Background to the guide
Uncertainties have the potential to have major consequences for a project, programme, portfolio or policy intervention (collectively referred to in this guide as ‘programmes’) meeting its objectives.Jump to downloads
Dealing with uncertainties is an inherent part of delivering the sorts of complex, long-term and innovative programmes for which government is responsible. Decision-makers still need to make value for money decisions in this uncertain context.
We have found that, in planning and delivering programmes, decision-makers and teams do not always take time to understand and consider wider uncertainties or can underestimate their impact.
As a result, options and plans may not sufficiently take account of the underlying uncertainties, providing a false sense of certainty or making plans insufficiently resilient to change.

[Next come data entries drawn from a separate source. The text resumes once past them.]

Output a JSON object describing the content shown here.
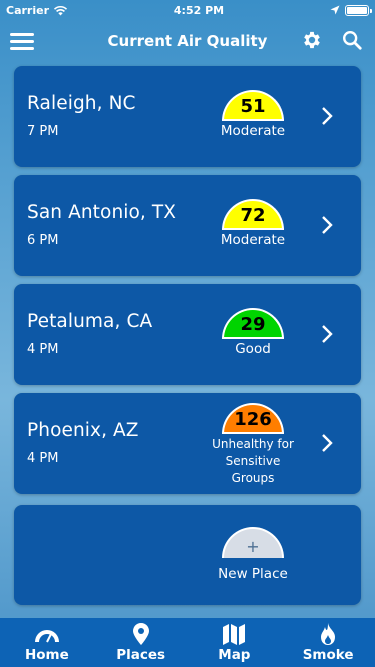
{
  "status": {
    "carrier": "Carrier",
    "time": "4:52 PM"
  },
  "nav": {
    "title": "Current Air Quality"
  },
  "places": [
    {
      "city": "Raleigh, NC",
      "time": "7 PM",
      "aqi": "51",
      "category": "Moderate",
      "color": "#ffff00"
    },
    {
      "city": "San Antonio, TX",
      "time": "6 PM",
      "aqi": "72",
      "category": "Moderate",
      "color": "#ffff00"
    },
    {
      "city": "Petaluma, CA",
      "time": "4 PM",
      "aqi": "29",
      "category": "Good",
      "color": "#00d400"
    },
    {
      "city": "Phoenix, AZ",
      "time": "4 PM",
      "aqi": "126",
      "category": "Unhealthy for Sensitive Groups",
      "color": "#ff7e00"
    }
  ],
  "add_place": {
    "symbol": "+",
    "label": "New Place"
  },
  "tabs": [
    {
      "label": "Home",
      "icon": "gauge-icon"
    },
    {
      "label": "Places",
      "icon": "location-pin-icon"
    },
    {
      "label": "Map",
      "icon": "map-icon"
    },
    {
      "label": "Smoke",
      "icon": "fire-icon"
    }
  ],
  "colors": {
    "card": "#0d58a6",
    "tab_bar": "#0d63b5"
  }
}
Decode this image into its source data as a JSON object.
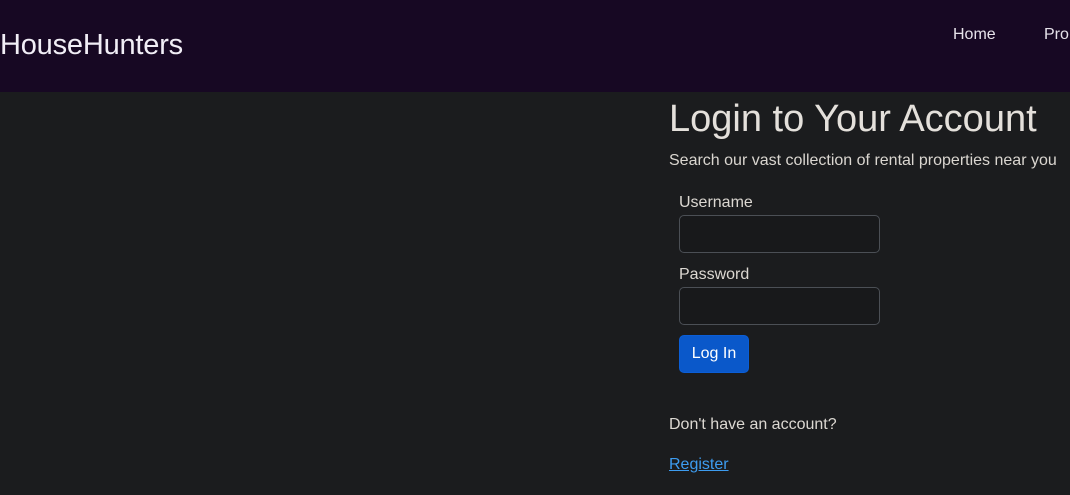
{
  "header": {
    "brand": "HouseHunters",
    "nav": [
      {
        "label": "Home"
      },
      {
        "label": "Pro"
      }
    ]
  },
  "login": {
    "title": "Login to Your Account",
    "subtitle": "Search our vast collection of rental properties near you",
    "username_label": "Username",
    "username_value": "",
    "password_label": "Password",
    "password_value": "",
    "submit_label": "Log In",
    "no_account_text": "Don't have an account?",
    "register_label": "Register"
  },
  "colors": {
    "page_background": "#1b1c1e",
    "navbar_background": "#170823",
    "primary_button": "#0a58ca",
    "link": "#3d9cf0"
  }
}
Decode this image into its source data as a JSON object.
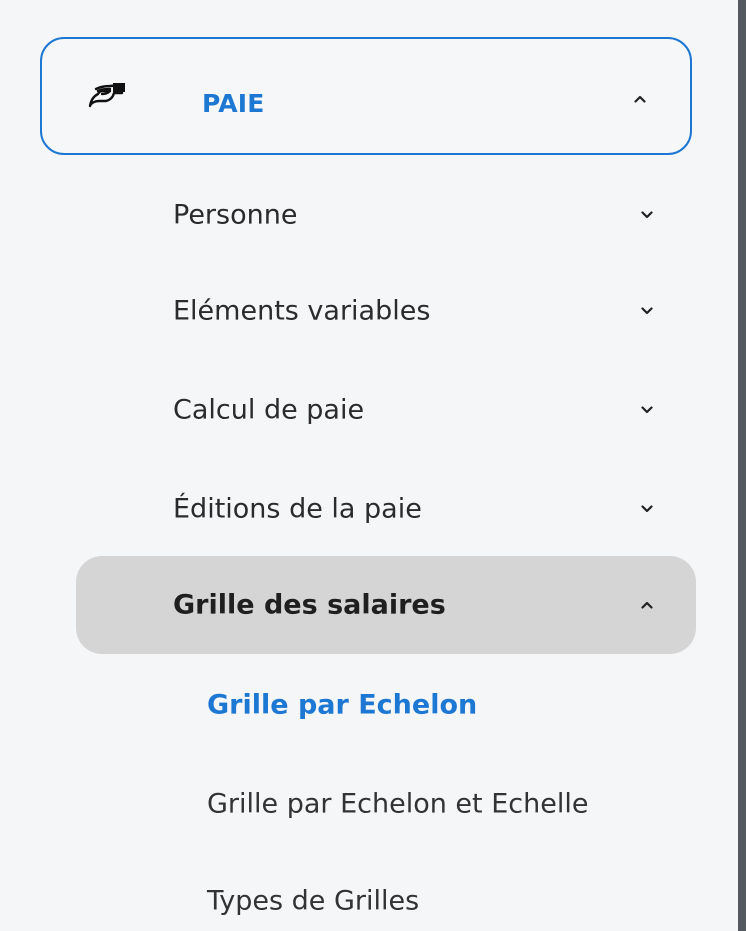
{
  "section": {
    "label": "PAIE",
    "icon": "hand-payment-icon",
    "expanded": true,
    "accent_color": "#1c78d3"
  },
  "menu": {
    "items": [
      {
        "label": "Personne",
        "expanded": false
      },
      {
        "label": "Eléments variables",
        "expanded": false
      },
      {
        "label": "Calcul de paie",
        "expanded": false
      },
      {
        "label": "Éditions de la paie",
        "expanded": false
      },
      {
        "label": "Grille des salaires",
        "expanded": true
      }
    ],
    "subitems": [
      {
        "label": "Grille par Echelon",
        "selected": true
      },
      {
        "label": "Grille par Echelon et Echelle",
        "selected": false
      },
      {
        "label": "Types de Grilles",
        "selected": false
      }
    ]
  }
}
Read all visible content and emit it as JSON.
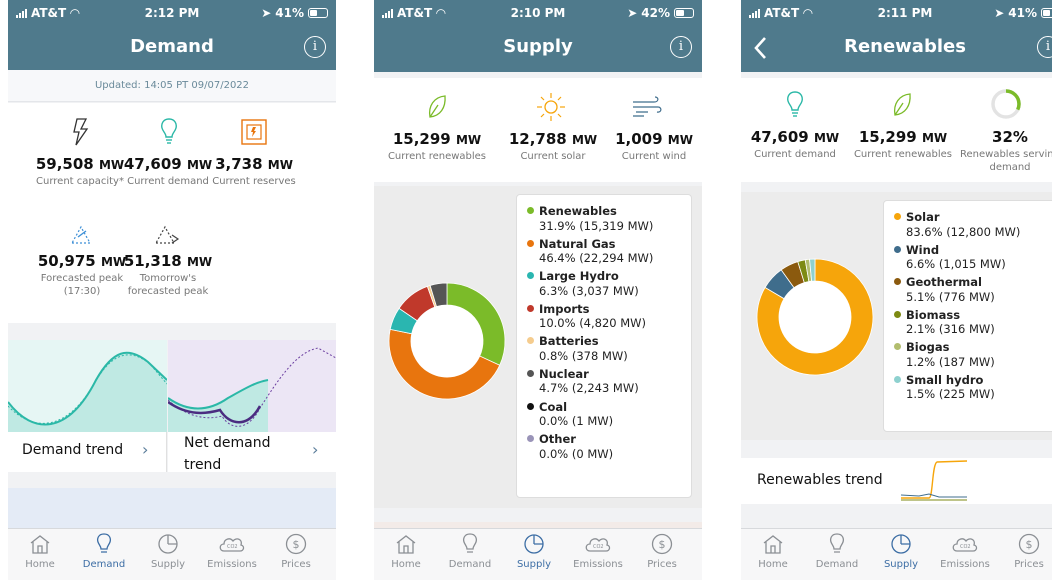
{
  "status": {
    "carrier": "AT&T",
    "s1_time": "2:12 PM",
    "s1_batt": "41%",
    "s2_time": "2:10 PM",
    "s2_batt": "42%",
    "s3_time": "2:11 PM",
    "s3_batt": "41%"
  },
  "demand": {
    "title": "Demand",
    "updated": "Updated: 14:05 PT 09/07/2022",
    "stats": [
      {
        "value": "59,508",
        "unit": "MW",
        "label": "Current capacity*"
      },
      {
        "value": "47,609",
        "unit": "MW",
        "label": "Current demand"
      },
      {
        "value": "3,738",
        "unit": "MW",
        "label": "Current reserves"
      },
      {
        "value": "50,975",
        "unit": "MW",
        "label": "Forecasted peak (17:30)"
      },
      {
        "value": "51,318",
        "unit": "MW",
        "label": "Tomorrow's forecasted peak"
      }
    ],
    "trend1": "Demand trend",
    "trend2": "Net demand trend"
  },
  "supply": {
    "title": "Supply",
    "stats": [
      {
        "value": "15,299",
        "unit": "MW",
        "label": "Current renewables"
      },
      {
        "value": "12,788",
        "unit": "MW",
        "label": "Current solar"
      },
      {
        "value": "1,009",
        "unit": "MW",
        "label": "Current wind"
      }
    ],
    "legend": [
      {
        "name": "Renewables",
        "detail": "31.9% (15,319 MW)",
        "pct": 31.9,
        "color": "#7bbb29"
      },
      {
        "name": "Natural Gas",
        "detail": "46.4% (22,294 MW)",
        "pct": 46.4,
        "color": "#e8750e"
      },
      {
        "name": "Large Hydro",
        "detail": "6.3% (3,037 MW)",
        "pct": 6.3,
        "color": "#2ab6b0"
      },
      {
        "name": "Imports",
        "detail": "10.0% (4,820 MW)",
        "pct": 10.0,
        "color": "#c0392b"
      },
      {
        "name": "Batteries",
        "detail": "0.8% (378 MW)",
        "pct": 0.8,
        "color": "#f5cc8e"
      },
      {
        "name": "Nuclear",
        "detail": "4.7% (2,243 MW)",
        "pct": 4.7,
        "color": "#555555"
      },
      {
        "name": "Coal",
        "detail": "0.0% (1 MW)",
        "pct": 0.0,
        "color": "#111111"
      },
      {
        "name": "Other",
        "detail": "0.0% (0 MW)",
        "pct": 0.0,
        "color": "#9a94b8"
      }
    ]
  },
  "renewables": {
    "title": "Renewables",
    "stats": [
      {
        "value": "47,609",
        "unit": "MW",
        "label": "Current demand"
      },
      {
        "value": "15,299",
        "unit": "MW",
        "label": "Current renewables"
      },
      {
        "value": "32%",
        "unit": "",
        "label": "Renewables serving demand"
      }
    ],
    "serving_fraction": 0.32,
    "legend": [
      {
        "name": "Solar",
        "detail": "83.6% (12,800 MW)",
        "pct": 83.6,
        "color": "#f6a50b"
      },
      {
        "name": "Wind",
        "detail": "6.6% (1,015 MW)",
        "pct": 6.6,
        "color": "#3f6d8c"
      },
      {
        "name": "Geothermal",
        "detail": "5.1% (776 MW)",
        "pct": 5.1,
        "color": "#8b5a0e"
      },
      {
        "name": "Biomass",
        "detail": "2.1% (316 MW)",
        "pct": 2.1,
        "color": "#7d8a13"
      },
      {
        "name": "Biogas",
        "detail": "1.2% (187 MW)",
        "pct": 1.2,
        "color": "#b2bd6e"
      },
      {
        "name": "Small hydro",
        "detail": "1.5% (225 MW)",
        "pct": 1.5,
        "color": "#8ed1cf"
      }
    ],
    "trend": "Renewables trend"
  },
  "tabs": [
    "Home",
    "Demand",
    "Supply",
    "Emissions",
    "Prices"
  ],
  "colors": {
    "header": "#4f7a8c",
    "active_tab": "#3d6ea5",
    "demand_teal": "#2bb8a7",
    "net_demand_purple": "#6b3fa0"
  }
}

In these cases, it is less likely that the programme will deliver its intended objectives or be able to respond to opportunities and, ultimately, public trust in government’s ability to deliver programmes is more likely to be eroded.
To secure the benefits of innovative approaches and to address complex challenges, government needs to be more comfortable working with uncertainty.
Scope of the guide
This guide is aimed at decision-makers who need to make value for money decisions in the face of uncertainty that is hard to anticipate or mitigate.
This guide aims to help you to work with uncertainty. It covers:
- identifying uncertainty
- analysing uncertainty
- planning for uncertainty
It is based on NAO insights from reports across a wide range of government programmes, as well as government guidance relating to risk and uncertainty.
- Good practice guide - Managing uncertainty: Questions for decision-makers to ask in an uncertain environment (.pdf — 2 MB)
- ePub - Good practice guide - Managing uncertainty: Questions for decision-makers to ask in an uncertain environment